Goodman wasn’t optimistic there would be a consensus reached on the initiative in the Legislature, meaning it will likely appear as it is written on November’s ballot.

According to the Washington Post police shooting tracker, there were 38 people killed by police in Washington state in 2017.

More in News

Gov. Jay Inslee speaks to protesting nurses on April 24 at the State Capitol Building in Olympia. Inslee indicated he would sign the bill for meal and rest breaks into law if it passes both chambers. Photo by Emma Epperly, WNPA Olympia News Bureau
Lawmakers approve ‘nursing bill’ for mandatory meal and rest breaks

Nurses show up in Olympia to support bill, protest Sen. Walsh’s remarks.

Scott Barden stands next to the pit that will house the newest, and possibly final, section of the Cedar Hills Regional Landfill near Maple Valley. The pit is 120 feet deep, and around another 180 feet will be built on top of it over the next decade. Aaron Kunkler/staff photo
King County’s landfill is going to get bigger

A ninth cell will be built, extending its life by another decade.

An aircraft is pictured at King County International Airport, also known as Boeing Field. Photo courtesy of
King County wants to end deportation flights for ICE

Legal challenge expected from federal government.

April 2019 special election preliminary results

LWSD levy passing; Fall City fire merger and hospital bond coming up short.

King County Council gives the go-ahead for parks levy

Voters will be asked to decide whether to approve the levy on Aug. 6.

Toddler window falls are preventable

A demonstration provided parents with ways to protect children.

Jim Pitts stands on walkway overlooking filtration chambers at the King County South Filtration Plant in Renton. Aaron Kunkler/staff photo
Human waste: Unlikely climate change hero?

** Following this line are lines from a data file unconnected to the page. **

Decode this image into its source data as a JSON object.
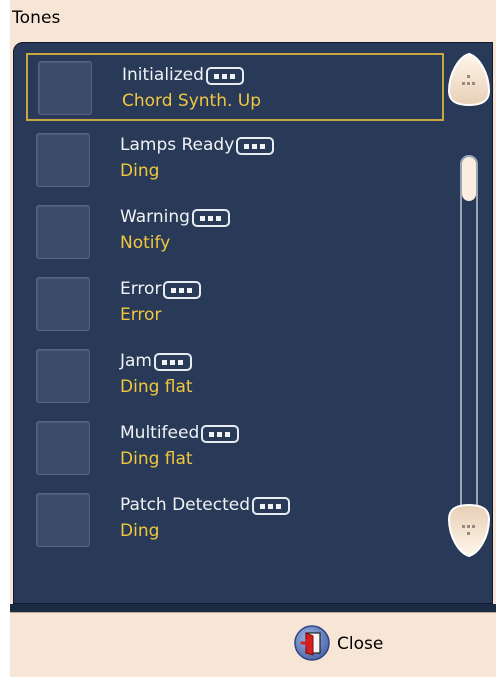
{
  "dialog": {
    "title": "Tones"
  },
  "items": [
    {
      "name": "Initialized",
      "tone": "Chord Synth. Up",
      "selected": true
    },
    {
      "name": "Lamps Ready",
      "tone": "Ding"
    },
    {
      "name": "Warning",
      "tone": "Notify"
    },
    {
      "name": "Error",
      "tone": "Error"
    },
    {
      "name": "Jam",
      "tone": "Ding flat"
    },
    {
      "name": "Multifeed",
      "tone": "Ding flat"
    },
    {
      "name": "Patch Detected",
      "tone": "Ding"
    }
  ],
  "footer": {
    "close_label": "Close"
  },
  "icons": {
    "more": "ellipsis-button-icon",
    "scroll_up": "scroll-up-arrow-icon",
    "scroll_down": "scroll-down-arrow-icon",
    "close": "exit-door-icon"
  },
  "colors": {
    "panel": "#283a57",
    "tone_text": "#f2c73f",
    "selection": "#c9a640",
    "background": "#f7e5d6"
  }
}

King County treatment plant joins effort to counteract effects of carbon dioxide.

Most Read